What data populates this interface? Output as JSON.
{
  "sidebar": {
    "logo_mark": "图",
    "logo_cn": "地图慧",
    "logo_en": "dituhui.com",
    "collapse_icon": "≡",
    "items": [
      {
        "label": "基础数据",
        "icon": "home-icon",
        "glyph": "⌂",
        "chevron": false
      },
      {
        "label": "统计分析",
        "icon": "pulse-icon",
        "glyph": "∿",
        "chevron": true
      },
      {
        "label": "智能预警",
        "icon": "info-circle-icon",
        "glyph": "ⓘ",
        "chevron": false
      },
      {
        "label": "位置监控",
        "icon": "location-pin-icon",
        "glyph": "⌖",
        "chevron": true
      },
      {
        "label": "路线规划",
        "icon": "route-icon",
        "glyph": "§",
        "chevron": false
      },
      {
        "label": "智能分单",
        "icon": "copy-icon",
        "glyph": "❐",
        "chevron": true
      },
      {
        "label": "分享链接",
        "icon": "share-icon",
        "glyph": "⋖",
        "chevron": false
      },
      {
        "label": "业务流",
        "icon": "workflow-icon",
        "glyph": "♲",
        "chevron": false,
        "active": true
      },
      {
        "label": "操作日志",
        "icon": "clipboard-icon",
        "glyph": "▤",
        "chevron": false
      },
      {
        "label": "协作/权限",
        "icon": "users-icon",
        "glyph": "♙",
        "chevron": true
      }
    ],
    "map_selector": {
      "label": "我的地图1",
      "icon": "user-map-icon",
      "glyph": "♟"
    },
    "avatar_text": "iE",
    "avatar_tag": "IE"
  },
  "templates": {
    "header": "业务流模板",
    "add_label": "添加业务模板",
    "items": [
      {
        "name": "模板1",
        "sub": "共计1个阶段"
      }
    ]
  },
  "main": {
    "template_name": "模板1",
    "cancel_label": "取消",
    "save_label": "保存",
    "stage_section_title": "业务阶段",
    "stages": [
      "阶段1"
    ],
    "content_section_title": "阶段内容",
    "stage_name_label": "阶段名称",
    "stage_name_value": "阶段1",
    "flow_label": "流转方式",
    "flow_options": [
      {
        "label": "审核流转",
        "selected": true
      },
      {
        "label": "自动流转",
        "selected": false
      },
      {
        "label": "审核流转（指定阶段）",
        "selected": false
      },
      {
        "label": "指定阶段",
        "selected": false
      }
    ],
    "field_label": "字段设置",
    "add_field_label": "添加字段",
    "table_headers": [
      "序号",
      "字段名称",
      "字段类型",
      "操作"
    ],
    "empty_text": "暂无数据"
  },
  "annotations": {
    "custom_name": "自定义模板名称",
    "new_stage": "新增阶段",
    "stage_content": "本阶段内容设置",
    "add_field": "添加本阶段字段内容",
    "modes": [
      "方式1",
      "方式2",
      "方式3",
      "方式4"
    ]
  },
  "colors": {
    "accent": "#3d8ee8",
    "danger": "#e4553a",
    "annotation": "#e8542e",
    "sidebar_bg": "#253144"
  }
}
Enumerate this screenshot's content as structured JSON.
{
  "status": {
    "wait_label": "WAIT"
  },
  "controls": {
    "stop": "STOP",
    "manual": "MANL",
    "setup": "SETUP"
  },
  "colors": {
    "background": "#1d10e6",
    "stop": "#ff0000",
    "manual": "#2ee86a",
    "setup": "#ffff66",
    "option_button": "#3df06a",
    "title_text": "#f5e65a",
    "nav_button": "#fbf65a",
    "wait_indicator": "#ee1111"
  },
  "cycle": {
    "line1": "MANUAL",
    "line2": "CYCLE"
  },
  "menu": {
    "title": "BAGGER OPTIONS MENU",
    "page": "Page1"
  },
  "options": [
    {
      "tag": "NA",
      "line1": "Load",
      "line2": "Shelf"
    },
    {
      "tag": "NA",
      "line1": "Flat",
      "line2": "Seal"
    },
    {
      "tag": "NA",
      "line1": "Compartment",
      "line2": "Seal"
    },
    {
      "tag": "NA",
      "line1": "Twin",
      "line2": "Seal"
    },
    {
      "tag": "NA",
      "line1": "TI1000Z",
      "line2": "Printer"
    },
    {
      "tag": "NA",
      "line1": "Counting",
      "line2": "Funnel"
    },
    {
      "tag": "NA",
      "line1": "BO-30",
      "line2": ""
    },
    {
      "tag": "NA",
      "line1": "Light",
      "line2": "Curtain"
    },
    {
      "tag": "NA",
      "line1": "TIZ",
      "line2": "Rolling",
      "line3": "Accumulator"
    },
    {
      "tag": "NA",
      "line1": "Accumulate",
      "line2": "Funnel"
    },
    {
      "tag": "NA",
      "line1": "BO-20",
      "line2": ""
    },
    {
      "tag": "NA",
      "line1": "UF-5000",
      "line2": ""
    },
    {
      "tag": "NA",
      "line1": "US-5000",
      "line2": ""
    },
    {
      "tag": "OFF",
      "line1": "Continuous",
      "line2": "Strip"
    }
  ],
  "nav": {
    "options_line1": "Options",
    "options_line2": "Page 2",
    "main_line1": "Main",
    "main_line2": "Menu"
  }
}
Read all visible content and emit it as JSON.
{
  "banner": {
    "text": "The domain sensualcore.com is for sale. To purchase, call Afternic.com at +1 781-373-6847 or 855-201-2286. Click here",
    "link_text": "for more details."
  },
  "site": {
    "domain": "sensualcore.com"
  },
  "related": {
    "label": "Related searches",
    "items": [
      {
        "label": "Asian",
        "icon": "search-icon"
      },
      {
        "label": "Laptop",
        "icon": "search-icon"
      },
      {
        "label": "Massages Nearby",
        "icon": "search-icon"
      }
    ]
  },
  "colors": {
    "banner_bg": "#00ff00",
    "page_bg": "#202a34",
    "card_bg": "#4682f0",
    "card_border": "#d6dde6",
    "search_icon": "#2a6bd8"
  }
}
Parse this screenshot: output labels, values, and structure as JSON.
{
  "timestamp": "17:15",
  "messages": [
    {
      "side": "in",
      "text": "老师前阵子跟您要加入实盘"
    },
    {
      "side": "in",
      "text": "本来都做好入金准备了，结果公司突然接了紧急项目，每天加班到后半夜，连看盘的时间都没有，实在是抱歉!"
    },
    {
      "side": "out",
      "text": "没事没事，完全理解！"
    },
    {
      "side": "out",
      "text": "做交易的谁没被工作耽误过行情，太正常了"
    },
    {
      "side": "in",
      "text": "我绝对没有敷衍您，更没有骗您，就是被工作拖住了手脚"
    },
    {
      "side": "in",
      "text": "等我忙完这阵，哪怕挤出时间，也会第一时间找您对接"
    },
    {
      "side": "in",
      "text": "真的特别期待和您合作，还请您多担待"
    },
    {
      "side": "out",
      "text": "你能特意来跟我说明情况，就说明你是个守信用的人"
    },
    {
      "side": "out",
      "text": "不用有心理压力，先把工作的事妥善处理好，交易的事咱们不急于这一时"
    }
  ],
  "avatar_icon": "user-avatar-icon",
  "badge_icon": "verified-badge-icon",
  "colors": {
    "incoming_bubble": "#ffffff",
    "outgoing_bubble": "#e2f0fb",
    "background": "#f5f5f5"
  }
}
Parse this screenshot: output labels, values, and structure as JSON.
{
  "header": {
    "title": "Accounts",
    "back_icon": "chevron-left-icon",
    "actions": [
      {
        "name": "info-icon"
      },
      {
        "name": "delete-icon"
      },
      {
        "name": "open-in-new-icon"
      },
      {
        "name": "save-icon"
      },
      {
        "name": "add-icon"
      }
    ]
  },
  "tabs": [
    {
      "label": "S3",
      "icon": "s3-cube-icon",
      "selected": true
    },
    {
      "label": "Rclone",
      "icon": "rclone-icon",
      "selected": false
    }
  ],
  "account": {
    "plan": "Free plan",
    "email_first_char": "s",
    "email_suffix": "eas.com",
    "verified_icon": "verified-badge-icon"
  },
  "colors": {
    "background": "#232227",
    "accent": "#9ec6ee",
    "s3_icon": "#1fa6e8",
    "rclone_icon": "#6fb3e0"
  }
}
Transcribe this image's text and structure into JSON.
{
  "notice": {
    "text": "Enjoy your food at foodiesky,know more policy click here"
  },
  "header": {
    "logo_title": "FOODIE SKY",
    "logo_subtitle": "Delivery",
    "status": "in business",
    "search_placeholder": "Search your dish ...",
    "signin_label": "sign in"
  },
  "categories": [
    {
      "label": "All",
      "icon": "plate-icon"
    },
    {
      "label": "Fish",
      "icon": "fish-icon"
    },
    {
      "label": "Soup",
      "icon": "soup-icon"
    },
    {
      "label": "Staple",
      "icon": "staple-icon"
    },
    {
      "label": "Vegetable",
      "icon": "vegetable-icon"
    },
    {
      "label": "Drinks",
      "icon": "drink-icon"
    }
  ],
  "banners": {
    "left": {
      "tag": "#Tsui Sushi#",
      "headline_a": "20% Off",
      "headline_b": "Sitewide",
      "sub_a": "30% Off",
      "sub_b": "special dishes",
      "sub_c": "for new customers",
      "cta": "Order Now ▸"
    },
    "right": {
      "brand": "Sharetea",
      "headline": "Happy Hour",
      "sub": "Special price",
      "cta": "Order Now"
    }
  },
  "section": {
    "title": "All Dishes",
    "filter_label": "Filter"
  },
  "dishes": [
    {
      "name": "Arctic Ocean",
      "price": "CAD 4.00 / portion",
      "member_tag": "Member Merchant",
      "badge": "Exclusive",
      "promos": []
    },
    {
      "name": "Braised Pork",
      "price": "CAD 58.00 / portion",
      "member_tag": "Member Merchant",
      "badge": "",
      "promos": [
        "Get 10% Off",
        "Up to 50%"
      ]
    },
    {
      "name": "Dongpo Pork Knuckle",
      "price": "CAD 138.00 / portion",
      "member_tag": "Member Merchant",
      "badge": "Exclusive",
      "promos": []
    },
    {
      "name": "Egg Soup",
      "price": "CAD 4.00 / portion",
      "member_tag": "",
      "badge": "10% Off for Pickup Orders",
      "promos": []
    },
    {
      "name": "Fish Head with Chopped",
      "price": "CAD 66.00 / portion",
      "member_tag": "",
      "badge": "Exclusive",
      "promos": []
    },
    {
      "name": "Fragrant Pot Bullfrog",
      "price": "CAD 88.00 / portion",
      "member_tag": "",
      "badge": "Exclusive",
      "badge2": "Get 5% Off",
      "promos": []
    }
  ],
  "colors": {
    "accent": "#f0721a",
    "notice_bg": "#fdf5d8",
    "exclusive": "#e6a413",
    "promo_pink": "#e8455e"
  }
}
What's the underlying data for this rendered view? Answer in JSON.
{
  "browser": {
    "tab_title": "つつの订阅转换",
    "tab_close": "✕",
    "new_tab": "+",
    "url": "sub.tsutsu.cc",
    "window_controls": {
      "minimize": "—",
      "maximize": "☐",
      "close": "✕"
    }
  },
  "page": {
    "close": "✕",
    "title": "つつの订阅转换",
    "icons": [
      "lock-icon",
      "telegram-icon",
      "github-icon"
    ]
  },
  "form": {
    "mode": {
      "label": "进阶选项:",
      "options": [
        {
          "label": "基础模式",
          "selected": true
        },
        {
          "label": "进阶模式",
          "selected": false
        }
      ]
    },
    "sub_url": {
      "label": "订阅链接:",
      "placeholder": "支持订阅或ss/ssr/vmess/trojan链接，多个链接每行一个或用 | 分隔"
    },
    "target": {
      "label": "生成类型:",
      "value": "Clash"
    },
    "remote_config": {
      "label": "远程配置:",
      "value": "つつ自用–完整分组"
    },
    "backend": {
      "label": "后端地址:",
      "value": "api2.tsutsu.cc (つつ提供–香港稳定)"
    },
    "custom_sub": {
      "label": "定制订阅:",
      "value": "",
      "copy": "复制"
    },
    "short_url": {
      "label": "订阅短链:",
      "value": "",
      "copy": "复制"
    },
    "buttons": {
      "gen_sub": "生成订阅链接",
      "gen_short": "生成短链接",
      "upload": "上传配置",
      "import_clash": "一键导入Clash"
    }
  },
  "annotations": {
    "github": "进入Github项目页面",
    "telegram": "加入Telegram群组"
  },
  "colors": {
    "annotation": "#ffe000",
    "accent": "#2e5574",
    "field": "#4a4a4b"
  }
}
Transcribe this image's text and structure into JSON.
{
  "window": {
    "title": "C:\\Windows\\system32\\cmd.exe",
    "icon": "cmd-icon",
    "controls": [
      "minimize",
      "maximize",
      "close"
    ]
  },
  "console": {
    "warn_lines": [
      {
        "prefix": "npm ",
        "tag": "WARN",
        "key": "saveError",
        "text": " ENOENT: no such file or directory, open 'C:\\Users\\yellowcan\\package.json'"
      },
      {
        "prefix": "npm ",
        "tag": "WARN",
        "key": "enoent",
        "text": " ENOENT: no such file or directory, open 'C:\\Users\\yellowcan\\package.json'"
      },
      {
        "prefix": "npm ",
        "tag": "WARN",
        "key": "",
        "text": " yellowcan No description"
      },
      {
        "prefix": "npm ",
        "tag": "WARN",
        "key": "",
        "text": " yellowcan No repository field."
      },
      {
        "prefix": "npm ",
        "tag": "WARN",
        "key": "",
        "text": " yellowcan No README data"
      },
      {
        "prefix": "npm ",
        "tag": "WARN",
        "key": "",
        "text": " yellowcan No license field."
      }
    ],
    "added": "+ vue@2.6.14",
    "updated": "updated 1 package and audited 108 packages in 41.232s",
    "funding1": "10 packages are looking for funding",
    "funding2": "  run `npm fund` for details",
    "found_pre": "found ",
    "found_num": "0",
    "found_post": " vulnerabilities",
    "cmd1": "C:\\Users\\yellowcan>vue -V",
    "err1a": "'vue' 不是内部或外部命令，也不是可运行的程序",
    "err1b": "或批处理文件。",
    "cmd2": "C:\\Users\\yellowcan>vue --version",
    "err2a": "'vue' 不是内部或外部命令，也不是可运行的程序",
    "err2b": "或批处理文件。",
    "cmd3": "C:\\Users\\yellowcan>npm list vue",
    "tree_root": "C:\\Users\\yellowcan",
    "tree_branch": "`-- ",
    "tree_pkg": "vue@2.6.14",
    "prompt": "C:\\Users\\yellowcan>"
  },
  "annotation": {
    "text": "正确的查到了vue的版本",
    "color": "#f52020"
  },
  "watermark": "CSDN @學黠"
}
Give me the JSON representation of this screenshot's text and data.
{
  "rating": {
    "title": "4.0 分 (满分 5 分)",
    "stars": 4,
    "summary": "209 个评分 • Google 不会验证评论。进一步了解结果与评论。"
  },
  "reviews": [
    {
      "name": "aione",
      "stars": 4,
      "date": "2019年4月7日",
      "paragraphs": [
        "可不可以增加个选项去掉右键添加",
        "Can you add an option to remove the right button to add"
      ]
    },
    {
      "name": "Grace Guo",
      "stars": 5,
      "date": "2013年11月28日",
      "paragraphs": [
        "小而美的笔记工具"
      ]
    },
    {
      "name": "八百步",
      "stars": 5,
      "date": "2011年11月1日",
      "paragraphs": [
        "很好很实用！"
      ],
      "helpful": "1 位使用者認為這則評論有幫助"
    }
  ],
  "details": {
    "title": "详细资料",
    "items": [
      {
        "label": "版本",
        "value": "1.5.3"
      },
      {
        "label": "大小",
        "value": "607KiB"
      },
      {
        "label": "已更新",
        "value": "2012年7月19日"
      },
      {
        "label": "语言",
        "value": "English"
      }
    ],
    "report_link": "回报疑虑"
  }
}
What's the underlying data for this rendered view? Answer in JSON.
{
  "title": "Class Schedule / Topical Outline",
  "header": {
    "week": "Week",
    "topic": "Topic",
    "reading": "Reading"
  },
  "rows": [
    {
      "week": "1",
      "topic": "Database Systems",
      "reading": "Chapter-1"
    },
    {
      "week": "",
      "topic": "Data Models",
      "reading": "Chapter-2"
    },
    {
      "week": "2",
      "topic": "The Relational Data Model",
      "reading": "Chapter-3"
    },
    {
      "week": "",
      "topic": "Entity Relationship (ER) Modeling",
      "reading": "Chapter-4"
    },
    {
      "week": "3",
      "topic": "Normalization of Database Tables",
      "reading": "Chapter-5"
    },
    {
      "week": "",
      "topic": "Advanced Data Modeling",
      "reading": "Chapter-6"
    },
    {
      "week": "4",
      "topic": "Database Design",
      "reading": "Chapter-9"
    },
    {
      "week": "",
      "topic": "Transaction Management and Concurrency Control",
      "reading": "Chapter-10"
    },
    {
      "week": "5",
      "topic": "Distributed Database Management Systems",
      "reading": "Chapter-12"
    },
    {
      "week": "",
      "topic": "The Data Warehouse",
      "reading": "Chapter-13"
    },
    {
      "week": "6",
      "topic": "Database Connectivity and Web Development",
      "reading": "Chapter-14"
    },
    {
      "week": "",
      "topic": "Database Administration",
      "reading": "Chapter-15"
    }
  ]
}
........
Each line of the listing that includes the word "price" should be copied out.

| SOLUTION TO THE EXERCISE |
      "sub": "Special price",
      "price": "CAD 4.00 / portion",
      "price": "CAD 58.00 / portion",
      "price": "CAD 138.00 / portion",
      "price": "CAD 4.00 / portion",
      "price": "CAD 66.00 / portion",
      "price": "CAD 88.00 / portion",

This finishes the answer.